CPA Activities: The Canadian Scene Vol 38 No 1

Article 8 / 12 , Vol 38 No 1 (Spring)

CPA Activities: The Canadian Scene

New Speaker in Newfoundland and Labrador

On November 17, 2014, Lewisporte MHA Wade Verge was acclaimed as Speaker of Newfoundland and Labrador’s House of Assembly.

Having served as acting Speaker since the resignation of former Speaker Ross Wiseman in September, Verge said he was very happy to assume the role and there would be no need for his colleagues to follow the tradition of dragging him into the Speaker’s Chair as he “would have been willing to run to the chair.” First elected in 2007 and re-elected in 2011 as a member of the Progressive Conservative Party, Verge previously worked as a teacher and school principal for 22 years.

New Speaker of the Senate

Pierre Claude Nolin was appointed Speaker of the Senate by Governor General David Johnston on the advice of Prime Minister Stephen Harper on November 26, 2014. Nolin, who had served as Speaker pro tempore for a year, replaced former Speaker Noël Kinsella who resigned from the Chamber two days before mandatory retirement provisions were set to take effect.

A lawyer by training, Nolin was appointed to the Senate by Prime Minister Brian Mulroney in 1993 for senatorial division of De Salaberry, Québec. He chairs the Senate committee on Internal Economy, Budgets and Administration and is a member of the committee on Rules, Procedures and the Rights of Parliament.

32nd Annual Presiding Officers’ Conference

From January 29 to February 1, 2015, Winnipeg, Manitoba hosted more than 50 delegates and accompanying persons at the 32nd Annual Presiding Officers’ Conference.

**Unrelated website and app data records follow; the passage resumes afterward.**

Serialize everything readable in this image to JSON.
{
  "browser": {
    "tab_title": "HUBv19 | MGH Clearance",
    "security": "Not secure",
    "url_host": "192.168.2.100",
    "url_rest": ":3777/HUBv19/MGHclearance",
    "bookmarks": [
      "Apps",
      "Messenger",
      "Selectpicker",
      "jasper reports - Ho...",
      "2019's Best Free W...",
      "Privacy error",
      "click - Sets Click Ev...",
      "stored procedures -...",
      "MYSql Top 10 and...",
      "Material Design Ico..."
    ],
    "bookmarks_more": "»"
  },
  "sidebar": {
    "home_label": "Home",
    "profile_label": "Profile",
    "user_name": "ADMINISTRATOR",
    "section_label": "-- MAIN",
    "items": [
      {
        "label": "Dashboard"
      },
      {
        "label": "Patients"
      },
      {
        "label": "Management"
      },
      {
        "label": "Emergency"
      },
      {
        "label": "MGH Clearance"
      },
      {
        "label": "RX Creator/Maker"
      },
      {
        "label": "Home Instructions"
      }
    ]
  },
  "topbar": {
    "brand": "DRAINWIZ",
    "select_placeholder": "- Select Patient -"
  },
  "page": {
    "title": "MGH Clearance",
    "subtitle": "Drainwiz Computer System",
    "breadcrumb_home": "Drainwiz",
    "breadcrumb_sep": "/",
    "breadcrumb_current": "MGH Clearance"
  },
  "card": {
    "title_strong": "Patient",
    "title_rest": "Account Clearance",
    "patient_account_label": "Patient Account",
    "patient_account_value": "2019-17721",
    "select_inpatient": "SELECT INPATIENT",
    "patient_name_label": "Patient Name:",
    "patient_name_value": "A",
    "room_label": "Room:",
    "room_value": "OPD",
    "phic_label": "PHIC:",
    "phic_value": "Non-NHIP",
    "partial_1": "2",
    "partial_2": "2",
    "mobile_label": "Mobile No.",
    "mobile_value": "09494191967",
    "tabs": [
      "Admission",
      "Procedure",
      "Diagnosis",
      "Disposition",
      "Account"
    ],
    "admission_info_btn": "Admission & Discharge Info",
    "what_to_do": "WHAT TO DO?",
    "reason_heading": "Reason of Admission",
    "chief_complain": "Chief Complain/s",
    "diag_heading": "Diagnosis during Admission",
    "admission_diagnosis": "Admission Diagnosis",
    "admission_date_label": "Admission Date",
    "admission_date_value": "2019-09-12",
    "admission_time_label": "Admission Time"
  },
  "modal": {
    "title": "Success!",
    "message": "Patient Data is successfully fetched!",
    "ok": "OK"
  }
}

The first day’s business sessions focused around the theme of parliamentary privilege. In a session chaired by Prince Edward Island Speaker Carolyn Bertram, Rob Reynolds, a law clerk and Director of Interparliamentary Relations at the Legislative Assembly of Alberta, spoke about the essentials of parliamentary privilege in a modern context. In addition to defining privilege, Reynolds outlined its categories, internal controls and external recognition of parliament’s jurisdiction and the concept of contempt of parliament before concluding with a review of debates about whether or not to codify parliamentary privilege.

Neil Ferguson, Chief Clerk of Nova Scotia’s House of Assembly, offered a retrospective on an important court case dealing with parliamentary privilege that went before the Supreme Court of Canada. Chaired by Manitoba’s Deputy Speaker Tom Nevakshonoff, the session explored the legacy of Donahoe v. the CBC (or New Brunswick Broadcasting Co v. Nova Scotia (Speaker of the House of Assembly)) which tested a parliament’s power to restrict strangers from entering the House.

Yukon Speaker David Laxton chaired a panel discussion on privilege and the courts featuring presentations by André Gagnon, Acting Deputy Clerk of the House of Commons, Deborah Deller, Clerk of the Legislative Assembly of Ontario, and Tim Mercer, Clerk of the Legislative Assembly of the Northwest Territories. The session explored the experiences of these jurisdictions when invoking protection of parliamentary privilege before the courts.

The day’s final session, chaired by New Brunswick Speaker Chris Collins, provided an opportunity for jurisdictional updates on privilege and other issues.

The second day of the conference began with a presentation by British Columbia Speaker Linda Reid on e-petitions and citizen engagement. The session, chaired by Ontario Speaker Dave Levac, explored the use of new technology as a practical and cost-effective method of involving more citizens in the activities of the legislatures. A version of this presentation was previously published in the Canadian Parliamentary Review Vol. 37, No. 4.

The sixth conference session, chaired by Newfoundland and Labrador Speaker Wade Verge, dealt with presiding over Oral Questions. Saskatchewan Speaker Dan D’Autremont reflected on situations and techniques used during Question Periods and the perennial challenge of non-relevant answers to questions. This session prompted a healthy discussion among attendees of the varying lengths of Question Periods among jurisdictions across Canada and their structure and order.

A final session, chaired by Alberta Speaker Gene Zwozdesky, featured a presentation by National Assembly President Jacques Chagnon which explored how parliamentary privileges relate to safety and security considerations. A subsequent Speakers’ meeting continued to explore issues relating to this topic.